= About this exercise =
Filter task. Return each line of the material that holds the string "JSON".

= Input for this task =
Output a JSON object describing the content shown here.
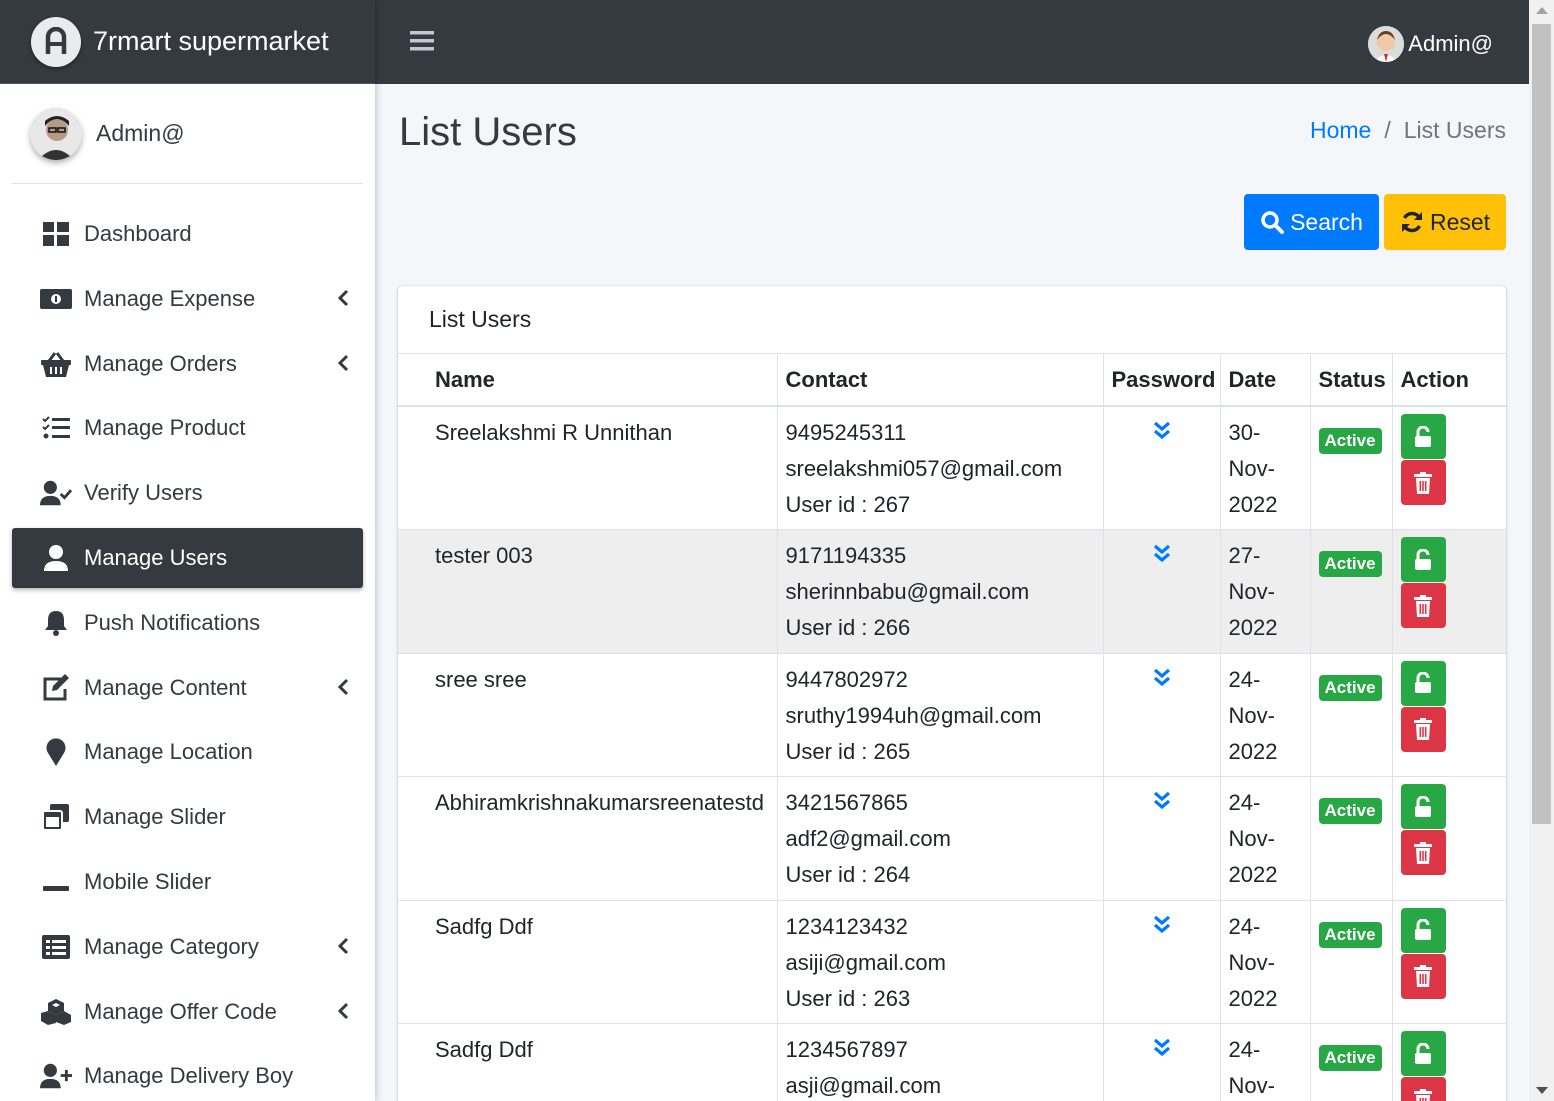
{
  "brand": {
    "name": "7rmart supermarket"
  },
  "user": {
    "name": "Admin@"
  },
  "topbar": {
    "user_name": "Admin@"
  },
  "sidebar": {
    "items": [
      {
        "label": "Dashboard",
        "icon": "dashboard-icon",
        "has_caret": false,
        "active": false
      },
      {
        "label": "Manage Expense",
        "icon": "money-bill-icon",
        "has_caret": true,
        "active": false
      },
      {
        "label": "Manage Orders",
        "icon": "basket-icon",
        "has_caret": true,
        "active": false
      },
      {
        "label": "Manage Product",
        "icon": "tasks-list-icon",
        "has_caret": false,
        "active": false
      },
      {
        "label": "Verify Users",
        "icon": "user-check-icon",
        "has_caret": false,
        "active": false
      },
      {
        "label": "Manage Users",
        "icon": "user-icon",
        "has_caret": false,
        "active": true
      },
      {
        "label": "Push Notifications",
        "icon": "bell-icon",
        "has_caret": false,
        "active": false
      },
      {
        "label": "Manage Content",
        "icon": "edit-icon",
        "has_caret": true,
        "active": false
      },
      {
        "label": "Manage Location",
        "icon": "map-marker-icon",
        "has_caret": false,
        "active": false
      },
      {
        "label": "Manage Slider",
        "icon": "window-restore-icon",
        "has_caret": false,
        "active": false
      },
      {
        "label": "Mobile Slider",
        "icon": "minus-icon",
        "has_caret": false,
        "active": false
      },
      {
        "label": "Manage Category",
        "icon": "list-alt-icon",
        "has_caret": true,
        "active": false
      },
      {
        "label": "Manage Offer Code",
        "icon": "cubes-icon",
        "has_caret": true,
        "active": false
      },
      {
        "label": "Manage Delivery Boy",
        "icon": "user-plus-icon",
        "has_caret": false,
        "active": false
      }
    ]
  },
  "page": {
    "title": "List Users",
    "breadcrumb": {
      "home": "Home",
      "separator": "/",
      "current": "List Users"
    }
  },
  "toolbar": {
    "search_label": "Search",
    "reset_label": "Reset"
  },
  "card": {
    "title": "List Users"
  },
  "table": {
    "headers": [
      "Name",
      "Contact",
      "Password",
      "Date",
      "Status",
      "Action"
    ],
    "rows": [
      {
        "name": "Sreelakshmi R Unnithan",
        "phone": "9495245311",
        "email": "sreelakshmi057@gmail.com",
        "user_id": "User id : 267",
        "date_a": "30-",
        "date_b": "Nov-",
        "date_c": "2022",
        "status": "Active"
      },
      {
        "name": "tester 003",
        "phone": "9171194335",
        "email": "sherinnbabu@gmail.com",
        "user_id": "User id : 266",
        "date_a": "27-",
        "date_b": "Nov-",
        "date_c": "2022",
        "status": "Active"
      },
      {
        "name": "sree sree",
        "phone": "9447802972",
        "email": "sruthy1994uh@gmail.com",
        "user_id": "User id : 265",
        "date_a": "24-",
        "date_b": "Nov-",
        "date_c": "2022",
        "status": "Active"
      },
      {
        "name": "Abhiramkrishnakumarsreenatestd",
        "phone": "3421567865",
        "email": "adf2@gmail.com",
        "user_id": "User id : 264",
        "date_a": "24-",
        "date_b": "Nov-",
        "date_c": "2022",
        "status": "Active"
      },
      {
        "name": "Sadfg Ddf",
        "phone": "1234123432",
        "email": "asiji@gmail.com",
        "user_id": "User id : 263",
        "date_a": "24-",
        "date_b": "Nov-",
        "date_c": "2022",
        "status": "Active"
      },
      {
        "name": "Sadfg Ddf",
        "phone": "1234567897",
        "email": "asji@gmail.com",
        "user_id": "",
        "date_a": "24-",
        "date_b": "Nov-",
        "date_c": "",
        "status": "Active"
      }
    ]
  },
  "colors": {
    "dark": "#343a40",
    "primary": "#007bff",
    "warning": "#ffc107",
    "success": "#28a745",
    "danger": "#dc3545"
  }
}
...
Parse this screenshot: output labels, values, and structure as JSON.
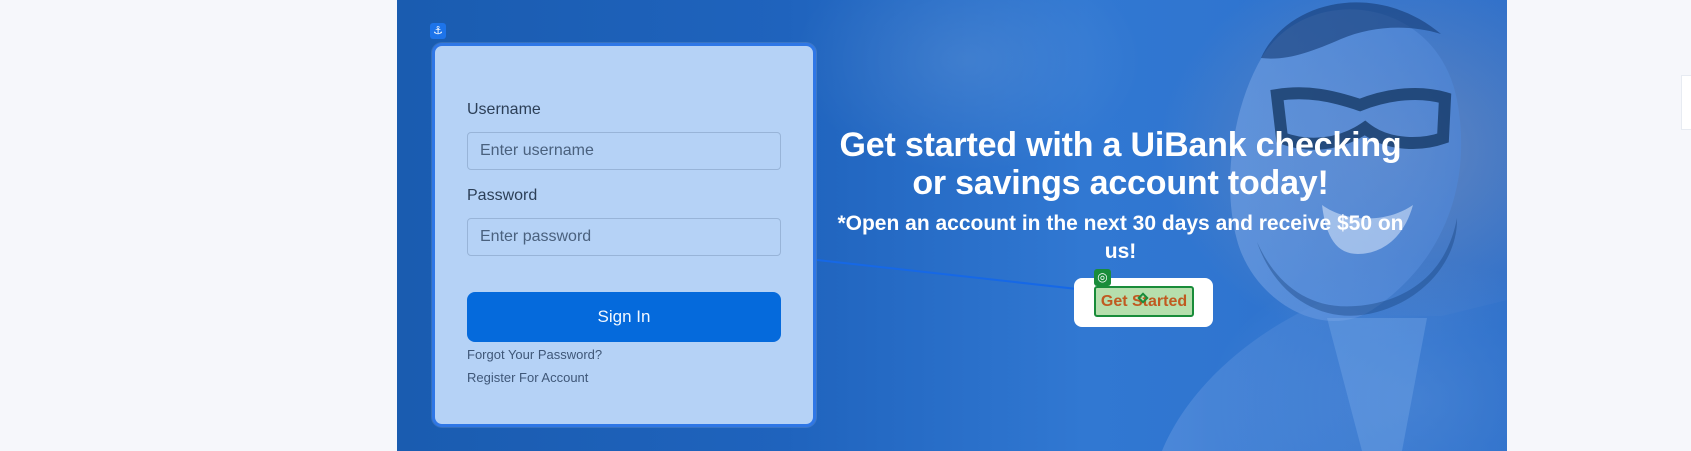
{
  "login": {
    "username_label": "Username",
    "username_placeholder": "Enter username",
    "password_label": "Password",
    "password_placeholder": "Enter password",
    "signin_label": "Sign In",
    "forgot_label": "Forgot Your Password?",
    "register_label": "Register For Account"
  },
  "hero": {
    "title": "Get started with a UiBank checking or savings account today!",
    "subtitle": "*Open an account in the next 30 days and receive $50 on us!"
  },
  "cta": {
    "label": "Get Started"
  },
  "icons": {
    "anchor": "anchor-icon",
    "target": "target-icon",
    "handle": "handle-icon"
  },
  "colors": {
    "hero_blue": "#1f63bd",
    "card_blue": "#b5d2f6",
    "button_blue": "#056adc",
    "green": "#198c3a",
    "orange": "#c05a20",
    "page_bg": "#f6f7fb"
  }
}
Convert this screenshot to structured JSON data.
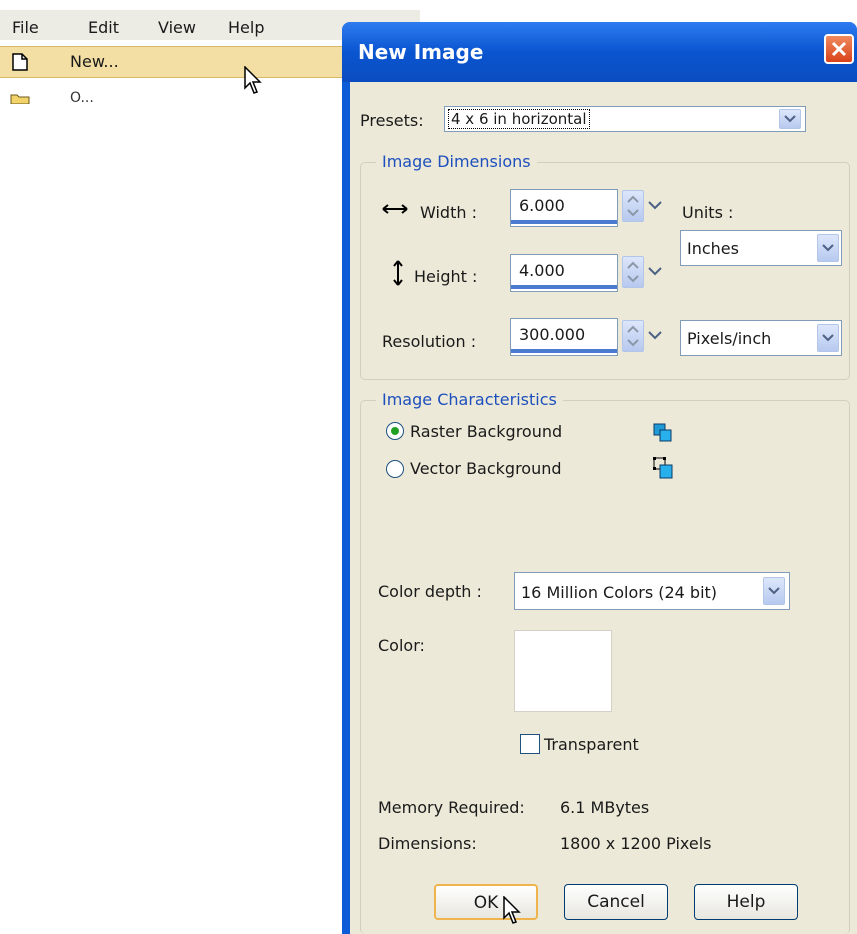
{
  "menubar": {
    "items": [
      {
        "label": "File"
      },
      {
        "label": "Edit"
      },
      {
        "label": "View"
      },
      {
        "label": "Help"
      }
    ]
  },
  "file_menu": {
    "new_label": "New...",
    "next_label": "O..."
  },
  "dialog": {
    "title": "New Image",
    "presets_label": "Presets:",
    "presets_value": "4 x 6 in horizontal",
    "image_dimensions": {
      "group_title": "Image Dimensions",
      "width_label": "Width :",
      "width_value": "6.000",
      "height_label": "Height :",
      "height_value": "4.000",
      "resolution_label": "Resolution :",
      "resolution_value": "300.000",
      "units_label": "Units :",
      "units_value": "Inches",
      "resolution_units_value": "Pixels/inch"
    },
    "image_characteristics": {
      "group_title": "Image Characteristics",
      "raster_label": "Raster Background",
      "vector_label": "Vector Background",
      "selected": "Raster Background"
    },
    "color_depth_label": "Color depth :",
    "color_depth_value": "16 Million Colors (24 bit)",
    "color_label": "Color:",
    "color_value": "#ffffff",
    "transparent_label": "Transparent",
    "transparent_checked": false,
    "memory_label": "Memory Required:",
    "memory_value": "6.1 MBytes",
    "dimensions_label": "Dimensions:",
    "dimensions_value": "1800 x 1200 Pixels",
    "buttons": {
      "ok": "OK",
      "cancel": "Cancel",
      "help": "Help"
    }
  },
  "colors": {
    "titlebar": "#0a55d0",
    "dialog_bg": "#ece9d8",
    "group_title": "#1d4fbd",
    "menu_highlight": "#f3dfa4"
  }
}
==
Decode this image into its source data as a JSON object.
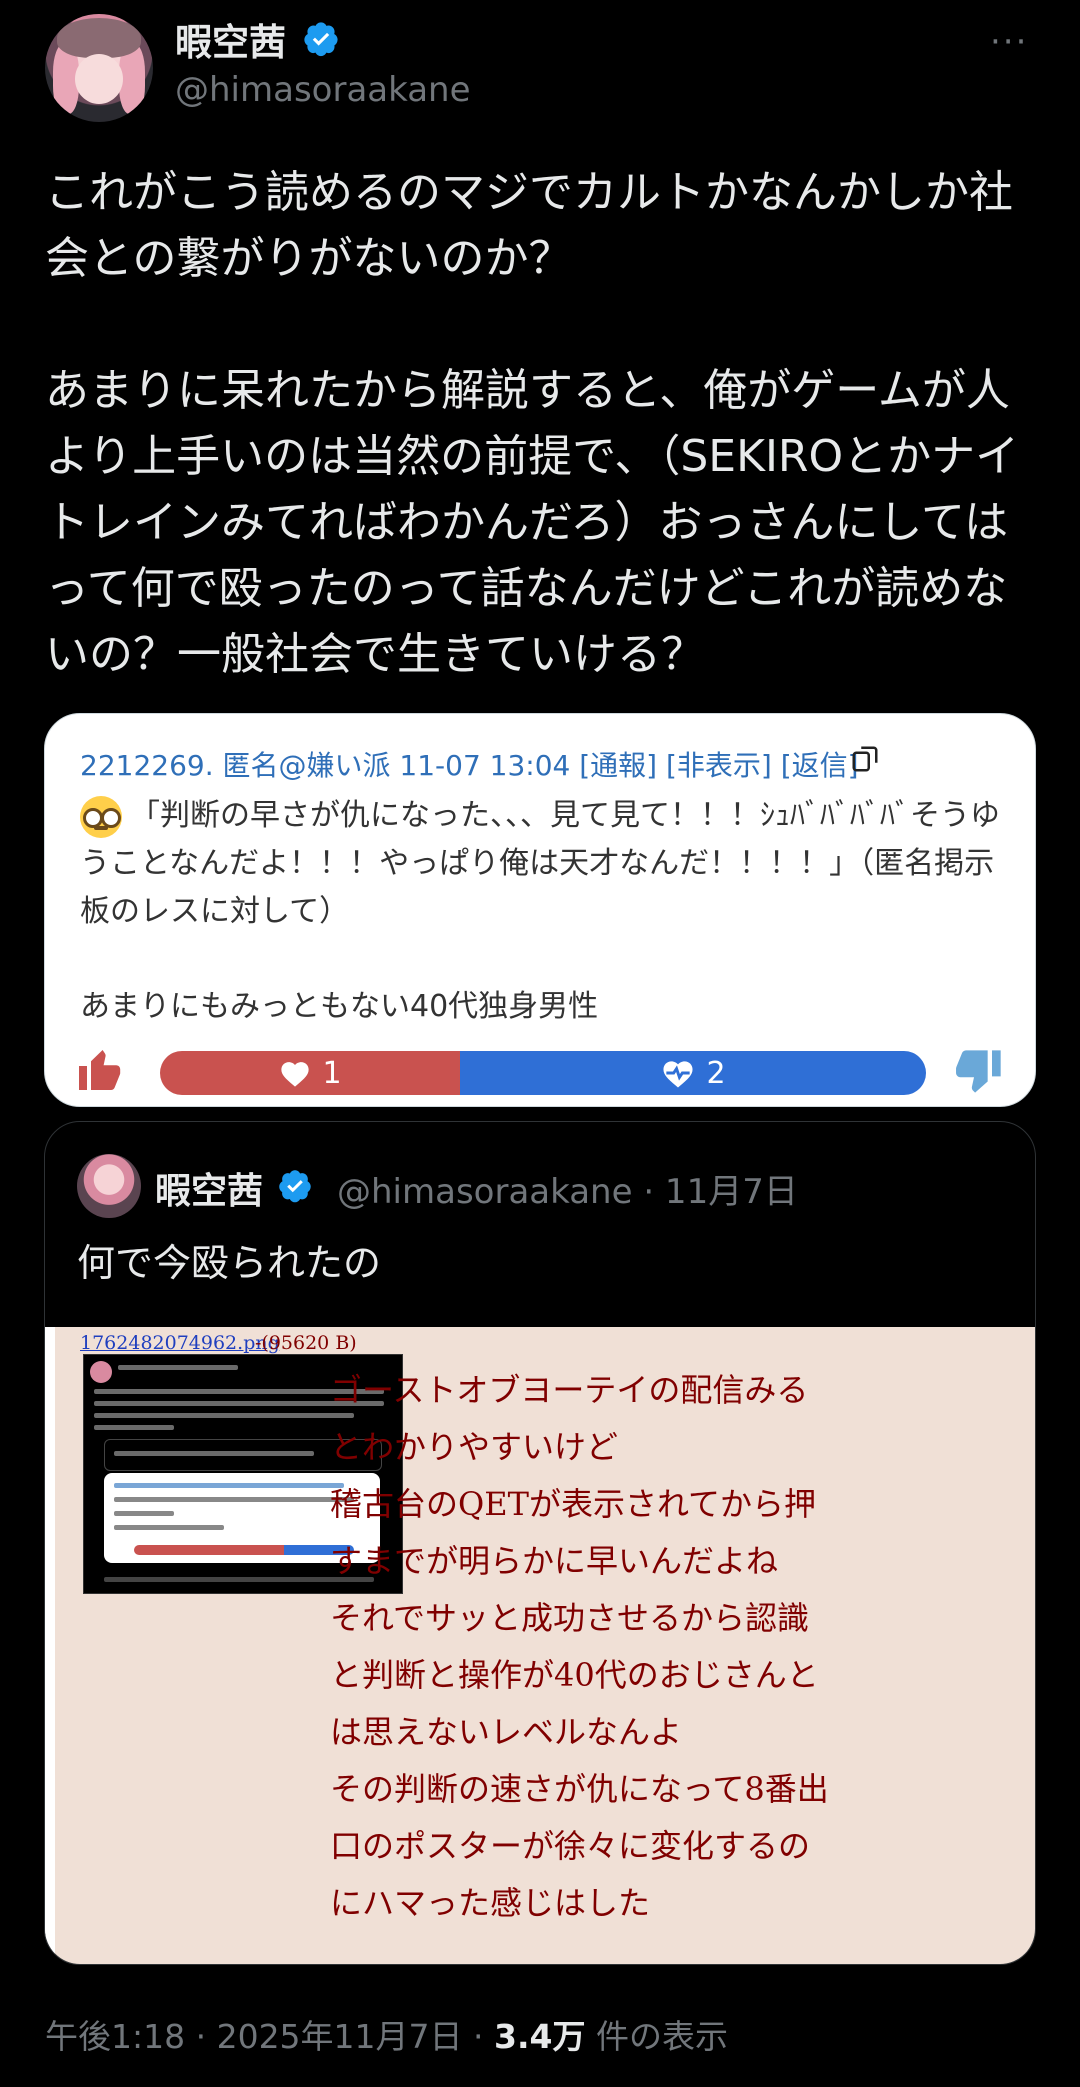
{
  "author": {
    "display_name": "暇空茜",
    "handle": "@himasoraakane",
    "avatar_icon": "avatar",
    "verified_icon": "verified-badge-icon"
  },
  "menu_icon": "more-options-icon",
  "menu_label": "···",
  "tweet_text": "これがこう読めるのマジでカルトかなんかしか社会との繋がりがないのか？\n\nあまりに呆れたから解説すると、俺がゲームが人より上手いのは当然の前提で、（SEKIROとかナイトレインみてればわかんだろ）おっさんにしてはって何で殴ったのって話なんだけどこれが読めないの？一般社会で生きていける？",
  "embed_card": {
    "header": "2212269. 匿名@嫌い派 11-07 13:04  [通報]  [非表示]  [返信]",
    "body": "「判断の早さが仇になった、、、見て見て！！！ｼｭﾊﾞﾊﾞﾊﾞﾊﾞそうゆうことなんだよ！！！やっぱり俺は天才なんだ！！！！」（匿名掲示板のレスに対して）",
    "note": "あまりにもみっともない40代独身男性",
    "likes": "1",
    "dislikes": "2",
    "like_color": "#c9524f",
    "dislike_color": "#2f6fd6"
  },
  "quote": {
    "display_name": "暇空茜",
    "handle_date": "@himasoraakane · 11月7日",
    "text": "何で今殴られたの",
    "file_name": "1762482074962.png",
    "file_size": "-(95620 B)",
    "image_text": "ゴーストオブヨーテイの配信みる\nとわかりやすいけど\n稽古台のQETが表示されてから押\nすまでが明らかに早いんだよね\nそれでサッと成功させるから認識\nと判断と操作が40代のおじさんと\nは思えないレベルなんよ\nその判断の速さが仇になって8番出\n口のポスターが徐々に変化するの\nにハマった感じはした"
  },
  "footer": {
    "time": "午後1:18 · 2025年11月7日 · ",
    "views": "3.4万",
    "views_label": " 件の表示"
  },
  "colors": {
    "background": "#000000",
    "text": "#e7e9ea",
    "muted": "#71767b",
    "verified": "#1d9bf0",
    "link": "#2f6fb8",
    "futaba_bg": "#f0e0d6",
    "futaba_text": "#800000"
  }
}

= Problem solution =
Output a JSON object describing the content shown here.
Parse this screenshot: output labels, values, and structure as JSON.
Convert this screenshot to structured JSON data.
Decode this image into its source data as a JSON object.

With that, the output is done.